The senior vice president addresses diversity, inclusion, technology and trends in today’s world.
An expert view of the inner workings in the hospitality industry is rare to be privy to. Greg Smith, senior vice president of human resources with Preferred Hotels & Resorts, shares that the industry has witnessed dramatic changes from several standpoints over the last two decades. Originally from Atlanta, Georgia, Smith moved to Newport Beach, California, in 2018 after handling global responsibility for human resources across several hospitality brands during that time.
At Preferred, the world’s largest independent hotel brand with more than 750 hotels, resorts and residences across 85 countries, some of his responsibilities include talent acquisition, performance management and employee and labor relations for the company’s worldwide team. His efforts have created several work-life balance practices that have garnered workplace awards, including Fortune’s 100 Best Places to Work.
Change is Constant
“How people stay in hotels or book travel has changed as well as conversation around diversity and inclusion,” says Smith. In fact, he states where the most significant change has occurred in the hospitality industry is in terms of diversity and inclusion. “Even at a recent hotel investment conference, it was one of the major topics of conversation.
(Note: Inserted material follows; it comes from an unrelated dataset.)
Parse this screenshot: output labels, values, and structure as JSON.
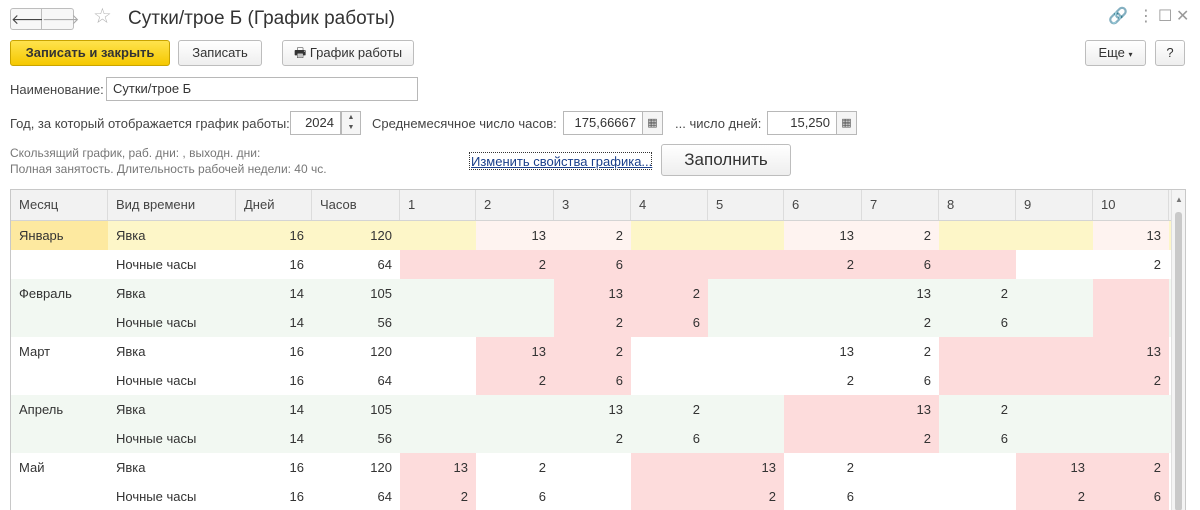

This business has really found that it pays to pay attention to its workforce and that the workforce mirrors the guests at our hotels.”
Smith adds, “In terms of gender equity, at Preferred we are very proud that at the senior leadership level, 44 percent of our executives are female. We do just as well with ethnic and racial minorities and sexual minorities as well. It brings about a diversity of thought and approaches and leads to good business decisions because these days everyone travels. If we don’t recognize that, we are missing out.”
A thought leader and practitioner in the human resources field, Smith observes that “everyone wants the same thing; to be respected. So be honest and open and listen to how they want to get there and what they want to do because those things may be different for everyone.” Even the guest interface technology has changed in hotels, but Smith opines it’s for the better.
Technology Builds Relationships
Where calling an 800 number or spending hours with a travel agent for reservations was the norm, now everything is accomplished “with a little thing you hold in your hand. That is where technology and all the things we are doing converge,” adds Smith. “Everybody is a critic, so you take a look at the reviews from all of our guests before you make a decision on where to stay.” How brands meet and greet guests and where they meet them on social media is crucial.
“How brands interact with guests and how they curate experiences for guests while on the property all play a vital role. The transformation with technology has been amazing,” says Smith. “It enables all of this information to now be available at your fingertips.” He agrees that despite all the progress, there is still the need for people to make those efforts a success. While technology might have made jobs easier, in many ways it requires more work.
The big focus at Preferred is an aggressive push on Preferred Residences and the I Prefer loyalty program. To provide cultural offerings aligned with the location and its guests, Smith says, “We pick our partners, people who share our ideology. As a global company, we have to have global representation in our leadership. Of course, there are challenges we cannot escape, but like everyone else, we try to be sensitive to differences in systems and beliefs.”
Trends and Tips
Smith’s tips for travel are simple yet profound. “Have a sense of adventure, go intending to explore and to listen. Go where you purposely want to engage the people who are there. Go with a child’s eye, and don’t be afraid to try the food — it tells you more about the people and culture than anything else.” While learning that Antarctica, Sri Lanka and Botswana are on his travel bucket list was easy, getting Smith to divulge his favorite hotel properties wasn’t. But he refers to SOPHY Hyde Park, Monte-Carlo Bay Hotel and Resort, Montage Laguna Beach and The One Palacio da Anunciada in Lisbon among a few.
He has observed travel trends with regard to specific cultures, but most importantly points out, “With African-Americans, we go anywhere too. Whether I travel in Asia or South America, there are always other Black people I see there. No one should be surprised by the places we have on our bucket list to visit.” Another trend among Black travelers is that of heritage travel. “There is the trend of a strong reconnection with heritage and a willingness to tackle places as they are, to understand them, and see and learn from them.”
He is proud to be working at Preferred, “where everyone feels welcome and wanted and valued.” “Some of the most important work we have done at Preferred is to identify what we believe and to recognize that if we really stay true to that, we will be profitable, successful and grow.”